That is why since 1997 education has been one of our top priorities working with our partners including the Haramaya University in Ethiopia where we have shipped thousands and thousands of books to be used by tens of thousands of students, the Kipkeino Primary School in Kenya where our international spokesperson Phyllis Keino operates one of the best primary schools in the entire country, the Waterloo School in Sierra Leone, operated by our partner there, Faith Healing Development Organization, which during the past year we are helping to transform from a ramshackle building into a school they can be proud of, and Zimbabwe where our partner Shinga Development Trust sponsored orphaned and abandoned children’s educations by paying their school fees with help from Bread and Water for Africa®.
We here at Bread and Water for Africa® realize that educating Africa’s children now will pay off great dividends in many ways as the youth mature into successful adults tomorrow.
It’s an investment that with your generous support we are proud to be able to make.
Water is life. It can sometimes be easy for us to take this precious resource for granted thanks to its ready availability here in the United States, but access to water is a daily concern and threat in many regions of Africa.
In 2009, Kenya experienced its worst drought in over 40 years. The lack of rainfall that persisted for more than 11 months that year caused water shortages throughout the nation, creating even greater difficulties in the communities affected. Not only did people lack water essential for their own health, but there was also no water to sustain crops – leading to massive crop failures that sunk the region into famine and further poverty.
Without a stable supply of water, our partners the Lewa Children’s Home in Eldoret, Kenya could not provide for the 500-600 people who depend on the complex every day. As a result of the devastating drought of 2009, the Lewa Children’s Home complex, including nearby Baraka Farm and Kipkeino Primary School, realized the need for improved water management to prevent future disasters. We at Bread and Water for Africa® worked with the Lewa Children’s Home to combat the water shortage by supporting forward thinking projects and stability for the Home in the future.
Water-harvesting provides great benefits and a unique stability to areas where rainfall is sporadic. This type of water management allows for water to be stored through extended periods of drought to be used for irrigation, as well as drinking water for animals and – after filtration- for people.
After extensive research into the technology and system that would be most successful and sustainable for the Lewa Children’s Home Complex, Jos Creemers and Phyllis Keino determined that a two reservoir system to harvest and store the water was the best approach. Thanks to the rallying and support of all of our loyal and compassionate donors, we were able to support Lewa’s installation of this water-harvesting system just in time for the next drought.

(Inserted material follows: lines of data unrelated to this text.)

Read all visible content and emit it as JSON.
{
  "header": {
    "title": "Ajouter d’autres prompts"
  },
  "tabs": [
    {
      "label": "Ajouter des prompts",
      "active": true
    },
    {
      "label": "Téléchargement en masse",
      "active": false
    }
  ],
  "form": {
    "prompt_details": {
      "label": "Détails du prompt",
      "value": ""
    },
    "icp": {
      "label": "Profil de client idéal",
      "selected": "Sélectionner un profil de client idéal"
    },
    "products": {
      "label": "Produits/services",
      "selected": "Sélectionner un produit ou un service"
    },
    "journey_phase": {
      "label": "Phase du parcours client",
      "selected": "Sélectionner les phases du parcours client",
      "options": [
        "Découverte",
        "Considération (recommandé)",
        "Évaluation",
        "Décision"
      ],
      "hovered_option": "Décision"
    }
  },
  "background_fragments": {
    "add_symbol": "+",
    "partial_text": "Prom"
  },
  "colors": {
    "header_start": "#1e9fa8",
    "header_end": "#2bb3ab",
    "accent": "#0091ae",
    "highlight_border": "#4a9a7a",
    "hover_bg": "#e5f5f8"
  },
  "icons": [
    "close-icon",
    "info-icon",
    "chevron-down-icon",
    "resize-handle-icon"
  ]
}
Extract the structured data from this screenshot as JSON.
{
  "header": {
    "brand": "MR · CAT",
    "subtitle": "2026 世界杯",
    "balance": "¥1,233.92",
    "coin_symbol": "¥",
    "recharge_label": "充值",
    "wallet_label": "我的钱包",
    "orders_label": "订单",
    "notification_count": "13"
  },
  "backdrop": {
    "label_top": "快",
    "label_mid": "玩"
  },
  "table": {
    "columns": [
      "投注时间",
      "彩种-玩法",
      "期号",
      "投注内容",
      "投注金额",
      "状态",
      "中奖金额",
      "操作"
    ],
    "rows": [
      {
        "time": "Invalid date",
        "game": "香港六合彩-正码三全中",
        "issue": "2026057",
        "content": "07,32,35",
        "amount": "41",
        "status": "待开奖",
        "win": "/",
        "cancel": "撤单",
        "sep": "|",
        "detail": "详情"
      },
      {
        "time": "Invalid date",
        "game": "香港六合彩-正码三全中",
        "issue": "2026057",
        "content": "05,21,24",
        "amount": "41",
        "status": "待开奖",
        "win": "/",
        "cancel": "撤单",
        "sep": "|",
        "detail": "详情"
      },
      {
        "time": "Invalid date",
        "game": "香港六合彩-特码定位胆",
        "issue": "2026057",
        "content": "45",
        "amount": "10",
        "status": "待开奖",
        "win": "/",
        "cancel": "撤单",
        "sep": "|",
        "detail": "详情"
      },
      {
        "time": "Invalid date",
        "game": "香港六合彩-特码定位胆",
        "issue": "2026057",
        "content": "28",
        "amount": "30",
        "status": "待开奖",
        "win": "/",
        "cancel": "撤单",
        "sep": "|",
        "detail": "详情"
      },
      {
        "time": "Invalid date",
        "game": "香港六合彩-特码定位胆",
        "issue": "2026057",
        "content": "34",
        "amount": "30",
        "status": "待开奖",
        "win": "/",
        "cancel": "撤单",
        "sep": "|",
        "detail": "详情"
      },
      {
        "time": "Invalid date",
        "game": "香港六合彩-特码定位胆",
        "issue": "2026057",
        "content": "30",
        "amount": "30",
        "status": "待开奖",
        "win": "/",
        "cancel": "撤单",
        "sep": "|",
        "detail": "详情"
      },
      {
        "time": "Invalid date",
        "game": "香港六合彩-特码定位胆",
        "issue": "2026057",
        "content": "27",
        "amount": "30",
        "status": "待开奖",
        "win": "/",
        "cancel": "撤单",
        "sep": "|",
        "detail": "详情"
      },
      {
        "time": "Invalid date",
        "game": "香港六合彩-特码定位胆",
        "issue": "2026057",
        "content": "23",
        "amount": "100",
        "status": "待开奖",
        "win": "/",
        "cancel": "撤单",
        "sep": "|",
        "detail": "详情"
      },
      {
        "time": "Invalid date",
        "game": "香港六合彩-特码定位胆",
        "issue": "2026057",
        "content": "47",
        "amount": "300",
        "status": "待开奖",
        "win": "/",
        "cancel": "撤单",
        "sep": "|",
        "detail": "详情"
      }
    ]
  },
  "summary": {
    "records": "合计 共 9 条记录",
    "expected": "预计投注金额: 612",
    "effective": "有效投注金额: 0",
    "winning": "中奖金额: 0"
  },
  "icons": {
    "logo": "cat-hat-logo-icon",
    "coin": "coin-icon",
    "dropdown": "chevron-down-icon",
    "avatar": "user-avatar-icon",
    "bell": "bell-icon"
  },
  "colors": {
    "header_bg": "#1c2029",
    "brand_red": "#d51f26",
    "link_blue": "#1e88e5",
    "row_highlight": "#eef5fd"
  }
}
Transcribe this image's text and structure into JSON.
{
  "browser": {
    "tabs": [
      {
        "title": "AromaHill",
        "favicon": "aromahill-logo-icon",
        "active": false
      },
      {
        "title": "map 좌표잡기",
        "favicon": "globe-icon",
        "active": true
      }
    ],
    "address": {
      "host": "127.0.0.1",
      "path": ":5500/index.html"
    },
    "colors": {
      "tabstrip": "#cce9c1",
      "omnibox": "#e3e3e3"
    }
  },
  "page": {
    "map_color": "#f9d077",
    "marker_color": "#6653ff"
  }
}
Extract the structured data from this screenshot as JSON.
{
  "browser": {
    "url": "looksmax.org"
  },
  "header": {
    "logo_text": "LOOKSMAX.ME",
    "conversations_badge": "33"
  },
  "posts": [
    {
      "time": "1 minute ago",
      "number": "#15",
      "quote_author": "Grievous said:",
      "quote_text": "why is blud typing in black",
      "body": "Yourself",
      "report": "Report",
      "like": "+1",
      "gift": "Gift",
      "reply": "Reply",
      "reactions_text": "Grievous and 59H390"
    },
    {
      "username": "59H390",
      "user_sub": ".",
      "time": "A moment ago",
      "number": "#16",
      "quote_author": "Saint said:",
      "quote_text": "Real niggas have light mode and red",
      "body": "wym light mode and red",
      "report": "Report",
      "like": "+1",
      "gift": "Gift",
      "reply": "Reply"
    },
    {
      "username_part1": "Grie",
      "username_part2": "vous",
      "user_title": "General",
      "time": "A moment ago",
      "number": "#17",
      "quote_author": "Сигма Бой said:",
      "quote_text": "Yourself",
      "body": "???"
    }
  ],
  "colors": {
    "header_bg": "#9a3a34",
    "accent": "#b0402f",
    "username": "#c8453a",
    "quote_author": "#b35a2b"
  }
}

Thanks to the new ability for the reservoirs to capture rainfall during the rainy season (however short it may be in a given year), and the capacity of the equipment to actually prevent any evaporation of the stored water – the home is able to withstand droughts by planning and rationing the stored water. Upon implementation, the first water reservoir was completely filled in just six weeks! Needless to say, the water-harvesting project has been a great success! This water management project provides the Lewa Children’s Home with improved water and food security, which allows the complex to focus on increased care of its beneficiaries rather than on the basic day-to-day survival of the complex.
Although this project has been a huge success, the devastating effects that Lewa Children’s Home faced during the tragic drought of summer 2011 showed us that there is still more that can be done – training, better equipment, and larger storage capacity to name a few. Future investment in the water infrastructure and sustainable water and soil management is still necessary.
Would you consider donating today to aid in the continuation and expansion of this project?